Vienna is packed with imperial history; at the same time it has exciting contemporary museums, lively eating and nightlife scenes, and many quiet corners to explore.
London is immersed in history. Not so much that it’s intimidating, but there’s sufficient antiquity and historic splendour (Tower of London, Westminster Abbey, Hampton Court) to blow you away. London’s buildings are eye-catching milestones in the city’s unique and compelling biography. There’s more than enough funky innovation (the Shard, the Aquatics Centre, the Gherkin) to put a crackle in the air, but it never drowns out London’s well-preserved, centuries-old narrative. Architectural grandeur rises up all around you in the West End, ancient remains dot the City and charming pubs punctuate the Thames riverside. Take your pick.
Straddling the Danube River, with the Buda Hills to the west and the Great Plain to the east, Budapest is a gem of a city.
Tyrol’s capital is a sight to behold. The jagged rock spires of the Nordkette range are so close that within minutes it’s possible to travel from the city’s heart to over 2000m above sea level and alpine pastures where cowbells chime. Summer and winter activities abound, and it’s understandable why some visitors only take a peek at Innsbruck proper before heading for the hills.
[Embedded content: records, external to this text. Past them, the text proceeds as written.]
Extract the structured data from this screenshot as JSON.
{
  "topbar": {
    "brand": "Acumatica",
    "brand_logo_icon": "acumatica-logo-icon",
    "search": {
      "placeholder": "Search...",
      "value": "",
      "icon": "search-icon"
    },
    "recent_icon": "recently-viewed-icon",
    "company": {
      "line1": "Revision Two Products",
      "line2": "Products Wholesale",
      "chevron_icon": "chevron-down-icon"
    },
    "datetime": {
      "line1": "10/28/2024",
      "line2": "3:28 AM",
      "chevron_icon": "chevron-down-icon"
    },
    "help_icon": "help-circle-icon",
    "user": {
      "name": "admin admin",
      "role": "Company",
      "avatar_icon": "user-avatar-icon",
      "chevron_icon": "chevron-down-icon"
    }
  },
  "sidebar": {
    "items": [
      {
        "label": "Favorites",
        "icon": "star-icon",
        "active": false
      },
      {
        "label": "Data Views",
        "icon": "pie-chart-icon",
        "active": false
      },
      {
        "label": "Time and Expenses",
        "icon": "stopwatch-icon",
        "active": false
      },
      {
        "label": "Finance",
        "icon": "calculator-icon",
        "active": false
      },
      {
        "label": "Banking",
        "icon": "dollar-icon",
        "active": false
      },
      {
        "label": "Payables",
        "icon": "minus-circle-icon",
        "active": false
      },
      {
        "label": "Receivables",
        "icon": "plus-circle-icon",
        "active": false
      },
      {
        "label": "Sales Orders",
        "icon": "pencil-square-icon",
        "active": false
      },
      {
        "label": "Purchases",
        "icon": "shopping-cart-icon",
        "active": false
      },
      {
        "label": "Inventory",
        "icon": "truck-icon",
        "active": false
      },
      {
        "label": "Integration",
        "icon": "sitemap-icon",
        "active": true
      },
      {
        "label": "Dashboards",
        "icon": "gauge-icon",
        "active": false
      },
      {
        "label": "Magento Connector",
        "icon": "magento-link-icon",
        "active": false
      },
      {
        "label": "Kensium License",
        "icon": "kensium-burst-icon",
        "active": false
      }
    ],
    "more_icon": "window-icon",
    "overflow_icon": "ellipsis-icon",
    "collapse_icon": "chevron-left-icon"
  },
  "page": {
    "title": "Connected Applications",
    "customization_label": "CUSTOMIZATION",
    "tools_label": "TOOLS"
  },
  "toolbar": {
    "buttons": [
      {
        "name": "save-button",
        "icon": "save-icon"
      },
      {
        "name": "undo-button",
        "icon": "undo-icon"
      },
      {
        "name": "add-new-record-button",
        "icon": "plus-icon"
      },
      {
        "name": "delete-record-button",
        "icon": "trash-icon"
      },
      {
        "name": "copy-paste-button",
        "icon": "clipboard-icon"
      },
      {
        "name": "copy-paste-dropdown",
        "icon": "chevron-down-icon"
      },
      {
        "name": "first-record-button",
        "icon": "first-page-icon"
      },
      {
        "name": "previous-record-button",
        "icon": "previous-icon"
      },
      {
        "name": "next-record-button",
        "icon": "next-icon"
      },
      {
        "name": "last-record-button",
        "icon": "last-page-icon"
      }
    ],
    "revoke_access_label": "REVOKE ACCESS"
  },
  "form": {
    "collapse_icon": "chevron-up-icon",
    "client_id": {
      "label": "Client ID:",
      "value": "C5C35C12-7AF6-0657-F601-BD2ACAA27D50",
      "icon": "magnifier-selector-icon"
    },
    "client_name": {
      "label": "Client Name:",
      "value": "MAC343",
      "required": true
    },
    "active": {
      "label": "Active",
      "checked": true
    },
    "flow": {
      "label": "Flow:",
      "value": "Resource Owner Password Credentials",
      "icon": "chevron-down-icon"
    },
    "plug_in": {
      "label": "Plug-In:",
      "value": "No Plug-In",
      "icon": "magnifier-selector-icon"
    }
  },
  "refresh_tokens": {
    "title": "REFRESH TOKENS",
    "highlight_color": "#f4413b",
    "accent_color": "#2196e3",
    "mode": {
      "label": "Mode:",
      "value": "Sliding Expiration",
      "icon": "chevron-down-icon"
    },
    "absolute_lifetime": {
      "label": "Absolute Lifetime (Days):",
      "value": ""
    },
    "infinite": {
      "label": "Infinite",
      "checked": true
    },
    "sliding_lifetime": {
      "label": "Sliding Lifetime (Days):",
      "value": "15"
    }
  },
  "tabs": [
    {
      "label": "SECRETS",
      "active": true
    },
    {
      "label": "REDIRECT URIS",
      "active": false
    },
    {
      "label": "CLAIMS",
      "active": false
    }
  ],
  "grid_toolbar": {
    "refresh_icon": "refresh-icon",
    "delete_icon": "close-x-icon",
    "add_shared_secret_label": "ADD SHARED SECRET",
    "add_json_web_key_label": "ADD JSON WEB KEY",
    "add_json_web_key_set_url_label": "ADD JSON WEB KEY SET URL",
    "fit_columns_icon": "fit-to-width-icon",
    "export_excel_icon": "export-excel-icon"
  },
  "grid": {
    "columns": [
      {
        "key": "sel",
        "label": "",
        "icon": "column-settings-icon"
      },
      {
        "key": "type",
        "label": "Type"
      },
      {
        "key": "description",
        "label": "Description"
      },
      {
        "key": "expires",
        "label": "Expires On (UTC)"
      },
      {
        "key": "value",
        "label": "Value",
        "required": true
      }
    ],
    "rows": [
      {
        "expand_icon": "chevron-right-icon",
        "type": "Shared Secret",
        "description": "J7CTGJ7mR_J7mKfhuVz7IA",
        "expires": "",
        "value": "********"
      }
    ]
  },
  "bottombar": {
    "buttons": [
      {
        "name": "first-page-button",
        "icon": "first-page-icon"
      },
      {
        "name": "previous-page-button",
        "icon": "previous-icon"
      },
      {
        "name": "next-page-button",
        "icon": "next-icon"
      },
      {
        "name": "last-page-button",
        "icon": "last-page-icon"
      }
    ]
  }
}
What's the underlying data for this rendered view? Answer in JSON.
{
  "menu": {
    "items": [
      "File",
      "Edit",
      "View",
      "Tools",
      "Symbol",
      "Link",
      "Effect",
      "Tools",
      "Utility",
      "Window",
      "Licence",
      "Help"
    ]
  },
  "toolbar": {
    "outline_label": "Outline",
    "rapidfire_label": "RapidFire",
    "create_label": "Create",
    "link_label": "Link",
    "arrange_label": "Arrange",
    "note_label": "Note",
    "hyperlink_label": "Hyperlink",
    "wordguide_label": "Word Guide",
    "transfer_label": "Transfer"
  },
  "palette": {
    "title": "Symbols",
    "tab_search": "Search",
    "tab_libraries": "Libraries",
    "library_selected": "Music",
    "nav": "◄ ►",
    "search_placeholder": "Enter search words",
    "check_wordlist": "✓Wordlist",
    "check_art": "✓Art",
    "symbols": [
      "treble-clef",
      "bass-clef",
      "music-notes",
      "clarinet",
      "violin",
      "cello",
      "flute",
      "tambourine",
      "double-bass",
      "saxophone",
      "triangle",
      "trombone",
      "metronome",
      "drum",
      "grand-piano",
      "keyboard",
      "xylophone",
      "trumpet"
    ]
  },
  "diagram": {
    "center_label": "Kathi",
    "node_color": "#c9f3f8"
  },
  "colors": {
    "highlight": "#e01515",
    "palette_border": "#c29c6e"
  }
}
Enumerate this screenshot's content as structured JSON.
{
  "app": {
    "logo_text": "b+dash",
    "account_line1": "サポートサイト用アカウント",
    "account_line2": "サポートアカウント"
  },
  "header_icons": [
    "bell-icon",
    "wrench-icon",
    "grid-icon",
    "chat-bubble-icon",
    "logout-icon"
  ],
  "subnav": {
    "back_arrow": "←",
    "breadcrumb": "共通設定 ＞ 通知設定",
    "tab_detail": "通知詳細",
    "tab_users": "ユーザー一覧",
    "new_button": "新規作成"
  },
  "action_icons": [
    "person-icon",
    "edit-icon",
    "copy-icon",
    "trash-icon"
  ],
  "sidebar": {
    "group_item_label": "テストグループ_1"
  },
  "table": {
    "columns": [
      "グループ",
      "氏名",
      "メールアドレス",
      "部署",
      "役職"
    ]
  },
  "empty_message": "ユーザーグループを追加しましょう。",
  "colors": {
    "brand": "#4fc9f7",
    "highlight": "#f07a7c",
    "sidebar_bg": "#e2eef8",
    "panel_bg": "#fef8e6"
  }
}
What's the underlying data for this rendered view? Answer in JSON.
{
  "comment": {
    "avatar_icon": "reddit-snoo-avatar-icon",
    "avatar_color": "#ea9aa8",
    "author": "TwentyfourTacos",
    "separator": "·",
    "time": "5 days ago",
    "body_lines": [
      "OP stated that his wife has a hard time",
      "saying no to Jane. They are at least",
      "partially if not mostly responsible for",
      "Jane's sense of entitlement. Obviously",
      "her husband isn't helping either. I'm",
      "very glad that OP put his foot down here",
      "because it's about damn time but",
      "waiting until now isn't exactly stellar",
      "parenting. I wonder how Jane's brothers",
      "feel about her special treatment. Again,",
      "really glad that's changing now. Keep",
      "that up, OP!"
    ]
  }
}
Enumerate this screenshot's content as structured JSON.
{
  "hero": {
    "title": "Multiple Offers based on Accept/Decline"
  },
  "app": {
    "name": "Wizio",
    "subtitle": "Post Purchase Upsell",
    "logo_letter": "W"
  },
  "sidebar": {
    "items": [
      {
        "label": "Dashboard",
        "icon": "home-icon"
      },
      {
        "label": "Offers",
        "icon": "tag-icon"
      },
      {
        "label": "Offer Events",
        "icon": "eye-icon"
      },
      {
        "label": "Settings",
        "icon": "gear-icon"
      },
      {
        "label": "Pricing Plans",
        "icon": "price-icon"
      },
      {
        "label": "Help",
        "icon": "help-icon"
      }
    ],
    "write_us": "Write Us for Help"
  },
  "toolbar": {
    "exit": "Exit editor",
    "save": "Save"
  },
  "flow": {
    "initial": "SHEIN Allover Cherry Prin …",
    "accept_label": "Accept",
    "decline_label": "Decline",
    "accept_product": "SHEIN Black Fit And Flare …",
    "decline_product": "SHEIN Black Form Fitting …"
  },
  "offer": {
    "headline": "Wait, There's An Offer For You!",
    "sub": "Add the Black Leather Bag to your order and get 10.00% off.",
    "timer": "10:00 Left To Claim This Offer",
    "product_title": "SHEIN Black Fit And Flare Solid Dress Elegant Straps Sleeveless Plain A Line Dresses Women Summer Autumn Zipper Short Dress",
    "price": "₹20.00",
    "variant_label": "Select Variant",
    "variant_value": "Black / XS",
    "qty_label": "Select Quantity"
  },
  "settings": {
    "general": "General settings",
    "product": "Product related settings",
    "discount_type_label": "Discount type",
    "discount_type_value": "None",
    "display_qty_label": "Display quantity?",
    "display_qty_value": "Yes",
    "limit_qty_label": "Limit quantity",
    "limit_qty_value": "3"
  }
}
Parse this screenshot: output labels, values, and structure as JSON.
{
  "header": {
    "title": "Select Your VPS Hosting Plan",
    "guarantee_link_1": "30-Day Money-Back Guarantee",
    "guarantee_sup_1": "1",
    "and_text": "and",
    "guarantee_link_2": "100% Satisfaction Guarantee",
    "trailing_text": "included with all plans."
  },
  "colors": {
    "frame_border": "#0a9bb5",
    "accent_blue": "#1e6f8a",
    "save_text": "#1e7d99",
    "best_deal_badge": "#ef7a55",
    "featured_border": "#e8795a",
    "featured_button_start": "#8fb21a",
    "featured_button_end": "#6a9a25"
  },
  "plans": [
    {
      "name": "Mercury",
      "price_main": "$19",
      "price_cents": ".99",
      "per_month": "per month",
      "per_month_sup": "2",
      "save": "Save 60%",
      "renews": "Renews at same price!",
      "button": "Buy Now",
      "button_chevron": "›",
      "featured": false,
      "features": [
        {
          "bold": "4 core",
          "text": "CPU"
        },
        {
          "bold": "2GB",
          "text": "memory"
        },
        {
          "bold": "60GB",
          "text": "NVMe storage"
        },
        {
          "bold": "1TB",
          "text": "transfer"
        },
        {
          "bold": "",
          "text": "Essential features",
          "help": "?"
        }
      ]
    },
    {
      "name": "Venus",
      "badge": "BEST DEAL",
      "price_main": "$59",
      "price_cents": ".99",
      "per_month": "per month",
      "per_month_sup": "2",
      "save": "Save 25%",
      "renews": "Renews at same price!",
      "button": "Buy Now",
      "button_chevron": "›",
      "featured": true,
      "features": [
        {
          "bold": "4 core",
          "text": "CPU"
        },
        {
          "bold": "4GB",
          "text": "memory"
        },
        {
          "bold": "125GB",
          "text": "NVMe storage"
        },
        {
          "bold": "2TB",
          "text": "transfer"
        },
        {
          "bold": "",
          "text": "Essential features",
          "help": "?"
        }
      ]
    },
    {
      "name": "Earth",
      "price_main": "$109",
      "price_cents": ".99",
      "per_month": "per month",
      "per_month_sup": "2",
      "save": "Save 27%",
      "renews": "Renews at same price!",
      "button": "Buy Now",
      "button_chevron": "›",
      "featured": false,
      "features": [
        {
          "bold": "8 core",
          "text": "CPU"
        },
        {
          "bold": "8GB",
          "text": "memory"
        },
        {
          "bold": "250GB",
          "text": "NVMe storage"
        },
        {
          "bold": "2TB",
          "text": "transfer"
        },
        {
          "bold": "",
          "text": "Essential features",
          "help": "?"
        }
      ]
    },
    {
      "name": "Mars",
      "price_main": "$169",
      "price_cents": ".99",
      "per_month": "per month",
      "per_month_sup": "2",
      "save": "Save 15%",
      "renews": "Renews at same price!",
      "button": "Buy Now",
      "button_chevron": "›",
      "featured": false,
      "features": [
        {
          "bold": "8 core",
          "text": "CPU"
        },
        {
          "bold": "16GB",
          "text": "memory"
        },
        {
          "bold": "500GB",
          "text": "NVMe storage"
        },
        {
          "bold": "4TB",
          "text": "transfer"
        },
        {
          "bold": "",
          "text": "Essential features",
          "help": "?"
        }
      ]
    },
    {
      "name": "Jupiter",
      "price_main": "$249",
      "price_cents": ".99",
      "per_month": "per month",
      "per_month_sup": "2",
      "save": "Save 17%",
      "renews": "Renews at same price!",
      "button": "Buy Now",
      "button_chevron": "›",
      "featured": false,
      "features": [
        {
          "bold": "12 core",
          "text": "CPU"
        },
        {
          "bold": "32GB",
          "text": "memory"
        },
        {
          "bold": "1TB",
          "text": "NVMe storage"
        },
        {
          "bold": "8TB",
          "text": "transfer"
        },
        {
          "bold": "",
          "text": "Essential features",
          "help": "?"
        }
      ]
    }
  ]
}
But to do so is a shame, for Innsbruck is in many ways Austria in microcosm: its late-medieval Altstadt is picture-book stuff, presided over by a grand Habsburg palace and baroque cathedral, while its Olympic ski jump with big mountain views make a spectacular leap between the urban and the outdoors.